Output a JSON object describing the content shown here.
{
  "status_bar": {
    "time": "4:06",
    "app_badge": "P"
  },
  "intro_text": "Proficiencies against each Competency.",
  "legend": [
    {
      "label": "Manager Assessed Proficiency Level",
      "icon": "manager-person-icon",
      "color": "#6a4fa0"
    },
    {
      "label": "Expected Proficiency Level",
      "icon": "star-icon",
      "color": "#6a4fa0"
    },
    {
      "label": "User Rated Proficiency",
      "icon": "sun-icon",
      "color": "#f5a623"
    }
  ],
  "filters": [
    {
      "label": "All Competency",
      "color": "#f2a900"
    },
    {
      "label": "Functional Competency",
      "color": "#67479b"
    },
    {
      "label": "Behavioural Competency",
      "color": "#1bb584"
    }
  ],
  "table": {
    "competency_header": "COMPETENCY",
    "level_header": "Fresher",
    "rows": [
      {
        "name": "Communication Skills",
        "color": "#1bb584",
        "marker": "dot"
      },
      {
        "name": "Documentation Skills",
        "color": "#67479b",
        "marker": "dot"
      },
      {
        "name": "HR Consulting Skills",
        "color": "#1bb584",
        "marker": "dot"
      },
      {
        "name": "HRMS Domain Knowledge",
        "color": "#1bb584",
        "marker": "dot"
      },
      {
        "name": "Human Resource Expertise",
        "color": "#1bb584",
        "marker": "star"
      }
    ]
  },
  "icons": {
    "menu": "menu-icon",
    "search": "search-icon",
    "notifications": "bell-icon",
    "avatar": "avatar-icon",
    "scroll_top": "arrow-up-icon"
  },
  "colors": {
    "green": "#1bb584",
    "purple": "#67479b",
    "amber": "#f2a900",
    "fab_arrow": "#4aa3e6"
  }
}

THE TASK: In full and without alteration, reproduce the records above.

PROBLEM SOLUTION:
Output a JSON object describing the content shown here.
{
  "status_bar": {
    "time": "4:06",
    "app_badge": "P"
  },
  "intro_text": "Proficiencies against each Competency.",
  "legend": [
    {
      "label": "Manager Assessed Proficiency Level",
      "icon": "manager-person-icon",
      "color": "#6a4fa0"
    },
    {
      "label": "Expected Proficiency Level",
      "icon": "star-icon",
      "color": "#6a4fa0"
    },
    {
      "label": "User Rated Proficiency",
      "icon": "sun-icon",
      "color": "#f5a623"
    }
  ],
  "filters": [
    {
      "label": "All Competency",
      "color": "#f2a900"
    },
    {
      "label": "Functional Competency",
      "color": "#67479b"
    },
    {
      "label": "Behavioural Competency",
      "color": "#1bb584"
    }
  ],
  "table": {
    "competency_header": "COMPETENCY",
    "level_header": "Fresher",
    "rows": [
      {
        "name": "Communication Skills",
        "color": "#1bb584",
        "marker": "dot"
      },
      {
        "name": "Documentation Skills",
        "color": "#67479b",
        "marker": "dot"
      },
      {
        "name": "HR Consulting Skills",
        "color": "#1bb584",
        "marker": "dot"
      },
      {
        "name": "HRMS Domain Knowledge",
        "color": "#1bb584",
        "marker": "dot"
      },
      {
        "name": "Human Resource Expertise",
        "color": "#1bb584",
        "marker": "star"
      }
    ]
  },
  "icons": {
    "menu": "menu-icon",
    "search": "search-icon",
    "notifications": "bell-icon",
    "avatar": "avatar-icon",
    "scroll_top": "arrow-up-icon"
  },
  "colors": {
    "green": "#1bb584",
    "purple": "#67479b",
    "amber": "#f2a900",
    "fab_arrow": "#4aa3e6"
  }
}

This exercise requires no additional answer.